Taking each line of the material below in turn, count those containing the string "tiêu". Provide the number alone.

START SUPPLIED RECORDS

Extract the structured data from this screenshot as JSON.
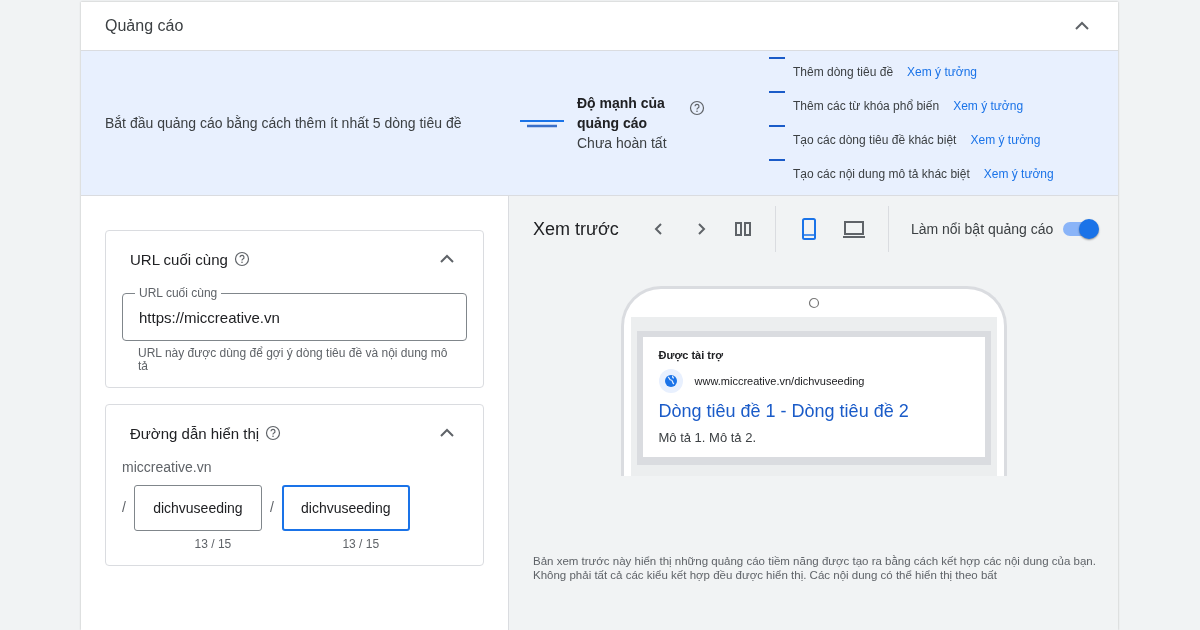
{
  "section": {
    "title": "Quảng cáo",
    "expanded": true
  },
  "strength": {
    "prompt": "Bắt đầu quảng cáo bằng cách thêm ít nhất 5 dòng tiêu đề",
    "title": "Độ mạnh của quảng cáo",
    "status": "Chưa hoàn tất",
    "tips": [
      {
        "text": "Thêm dòng tiêu đề",
        "link": "Xem ý tưởng"
      },
      {
        "text": "Thêm các từ khóa phổ biến",
        "link": "Xem ý tưởng"
      },
      {
        "text": "Tạo các dòng tiêu đề khác biệt",
        "link": "Xem ý tưởng"
      },
      {
        "text": "Tạo các nội dung mô tả khác biệt",
        "link": "Xem ý tưởng"
      }
    ]
  },
  "final_url": {
    "title": "URL cuối cùng",
    "expanded": true,
    "field_label": "URL cuối cùng",
    "value": "https://miccreative.vn",
    "hint": "URL này được dùng để gợi ý dòng tiêu đề và nội dung mô tả"
  },
  "display_path": {
    "title": "Đường dẫn hiển thị",
    "expanded": true,
    "domain": "miccreative.vn",
    "paths": [
      {
        "separator": "/",
        "value": "dichvuseeding",
        "count": "13 / 15",
        "focused": false
      },
      {
        "separator": "/",
        "value": "dichvuseeding",
        "count": "13 / 15",
        "focused": true
      }
    ]
  },
  "preview": {
    "title": "Xem trước",
    "devices": [
      {
        "kind": "mobile",
        "selected": true
      },
      {
        "kind": "desktop",
        "selected": false
      }
    ],
    "highlight": {
      "label": "Làm nổi bật quảng cáo",
      "on": true
    },
    "ad": {
      "sponsored": "Được tài trợ",
      "url": "www.miccreative.vn/dichvuseeding",
      "headline": "Dòng tiêu đề 1 - Dòng tiêu đề 2",
      "description": "Mô tả 1. Mô tả 2."
    },
    "note": "Bản xem trước này hiển thị những quảng cáo tiềm năng được tạo ra bằng cách kết hợp các nội dung của bạn. Không phải tất cả các kiểu kết hợp đều được hiển thị. Các nội dung có thể hiển thị theo bất"
  }
}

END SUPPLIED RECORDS

**YOUR SOLUTION:** 5